Congressional Democrats—and one independent—are lending their support to a new HHS pilot study that will review the current policy prohibiting gay and bisexual men from donating blood.
Two years ago this month, Sen. John Kerry (D-Mass.) and Rep. Mike Quigley (D-Ill.) sent a letter to HHS about this issue and have led an effort to overturn a policy—imposed in the 1980s in response to the AIDS epidemic—that bans any male who has had sex with another man since 1977 from giving blood. The lawmakers contend that technological advances in blood testing, as well as opposition from the blood bank community, are reasons to rethink this policy.
“Patients across the country desperately need life-saving blood transfusions, yet perfectly healthy would-be donors are turned away based solely on sexual orientation,” Quigley said in a news release. “Equality for the (lesbian, gay, bisexual and transgender) community is closer than ever but outdated and discriminatory policies like this must evolve to match enhancements in science and technology.”
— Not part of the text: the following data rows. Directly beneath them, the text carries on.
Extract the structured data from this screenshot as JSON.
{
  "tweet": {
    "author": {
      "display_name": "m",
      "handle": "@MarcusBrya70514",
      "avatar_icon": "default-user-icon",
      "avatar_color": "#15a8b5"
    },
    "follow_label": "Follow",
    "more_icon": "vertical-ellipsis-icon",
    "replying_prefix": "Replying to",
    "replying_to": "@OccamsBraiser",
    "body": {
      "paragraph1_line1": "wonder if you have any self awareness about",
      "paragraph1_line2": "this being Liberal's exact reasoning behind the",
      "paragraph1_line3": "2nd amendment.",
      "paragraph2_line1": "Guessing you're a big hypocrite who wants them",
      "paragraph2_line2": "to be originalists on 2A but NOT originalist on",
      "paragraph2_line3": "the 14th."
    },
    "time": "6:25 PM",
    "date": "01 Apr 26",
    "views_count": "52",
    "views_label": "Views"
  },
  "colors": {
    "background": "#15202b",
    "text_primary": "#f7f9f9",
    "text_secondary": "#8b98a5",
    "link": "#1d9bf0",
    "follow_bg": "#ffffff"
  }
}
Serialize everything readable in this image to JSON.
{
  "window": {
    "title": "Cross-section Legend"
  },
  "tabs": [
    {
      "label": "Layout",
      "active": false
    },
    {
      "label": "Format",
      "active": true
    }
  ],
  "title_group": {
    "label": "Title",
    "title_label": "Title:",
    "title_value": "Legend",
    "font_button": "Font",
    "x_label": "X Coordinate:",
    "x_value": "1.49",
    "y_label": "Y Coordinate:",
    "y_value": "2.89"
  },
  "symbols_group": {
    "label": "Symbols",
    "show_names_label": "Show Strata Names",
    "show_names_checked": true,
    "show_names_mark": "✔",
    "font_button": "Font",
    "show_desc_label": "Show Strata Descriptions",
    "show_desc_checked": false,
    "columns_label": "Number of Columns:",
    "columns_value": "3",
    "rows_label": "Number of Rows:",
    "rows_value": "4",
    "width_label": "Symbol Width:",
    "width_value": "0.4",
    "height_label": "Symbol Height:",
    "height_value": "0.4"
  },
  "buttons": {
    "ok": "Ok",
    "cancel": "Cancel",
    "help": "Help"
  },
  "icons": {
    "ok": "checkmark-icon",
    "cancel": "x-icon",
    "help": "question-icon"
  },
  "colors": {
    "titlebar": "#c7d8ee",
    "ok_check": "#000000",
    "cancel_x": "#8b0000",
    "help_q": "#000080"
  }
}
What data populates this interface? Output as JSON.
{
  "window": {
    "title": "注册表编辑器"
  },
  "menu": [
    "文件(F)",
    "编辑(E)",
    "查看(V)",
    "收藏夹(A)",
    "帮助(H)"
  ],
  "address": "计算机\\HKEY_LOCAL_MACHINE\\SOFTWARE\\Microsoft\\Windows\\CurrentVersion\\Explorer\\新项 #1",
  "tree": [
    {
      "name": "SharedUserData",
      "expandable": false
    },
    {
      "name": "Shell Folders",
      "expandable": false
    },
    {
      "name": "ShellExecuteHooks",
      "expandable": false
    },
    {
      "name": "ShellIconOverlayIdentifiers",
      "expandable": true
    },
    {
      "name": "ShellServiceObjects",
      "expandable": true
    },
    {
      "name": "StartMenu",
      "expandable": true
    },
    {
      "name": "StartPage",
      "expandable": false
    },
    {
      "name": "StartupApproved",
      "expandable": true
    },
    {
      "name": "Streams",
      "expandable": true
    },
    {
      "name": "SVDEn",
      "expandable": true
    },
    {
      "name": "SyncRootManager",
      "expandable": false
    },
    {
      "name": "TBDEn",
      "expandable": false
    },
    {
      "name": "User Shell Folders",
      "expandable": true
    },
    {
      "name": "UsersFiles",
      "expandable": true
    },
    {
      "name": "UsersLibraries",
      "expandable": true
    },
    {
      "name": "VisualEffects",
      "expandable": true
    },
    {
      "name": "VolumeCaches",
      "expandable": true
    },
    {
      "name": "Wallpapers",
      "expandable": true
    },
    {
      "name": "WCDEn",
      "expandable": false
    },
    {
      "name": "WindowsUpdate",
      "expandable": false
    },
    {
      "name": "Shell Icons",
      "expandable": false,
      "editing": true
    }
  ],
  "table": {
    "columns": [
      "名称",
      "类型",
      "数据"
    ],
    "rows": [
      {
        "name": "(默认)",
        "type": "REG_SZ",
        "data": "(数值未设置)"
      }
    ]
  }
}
Along with Quigley and Kerry, Democratic Sens. Michael Bennett (Colo.), Mark Udall (Colo.), Frank Lautenberg (N.J.), Carl Levin (Mich.), Maria Cantwell (Wash.), Jeanne Shaheen (N.H.), Kirsten Gillibrand (N.Y.), Daniel Akaka (Hawaii), Mark Begich (Alaska) and Patty Murray (Wash.), as well as independent Sen. Bernard Sanders, co-signed a letter to HHS Secretary Kathleen Sebelius that underscores how HHS' Advisory Committee on Blood Safety and Availability in June 2010 concluded that the current ban on gay and bisexual men is “suboptimal.”
The lawmakers also urged the agency to examine ways to distinguish high-risk MSM (men who have sex with men) from low-risk MSM as to avoid deferring low-risk, healthy and viable donors from giving blood. One way to do this, the letter suggested, would be for the donor questionnaire to collect information on whether or not the donor is in a monogamous relationship or if the donor engages in effective preventive measures.
Follow Jessica Zigmond on Twitter @MHJZigmond.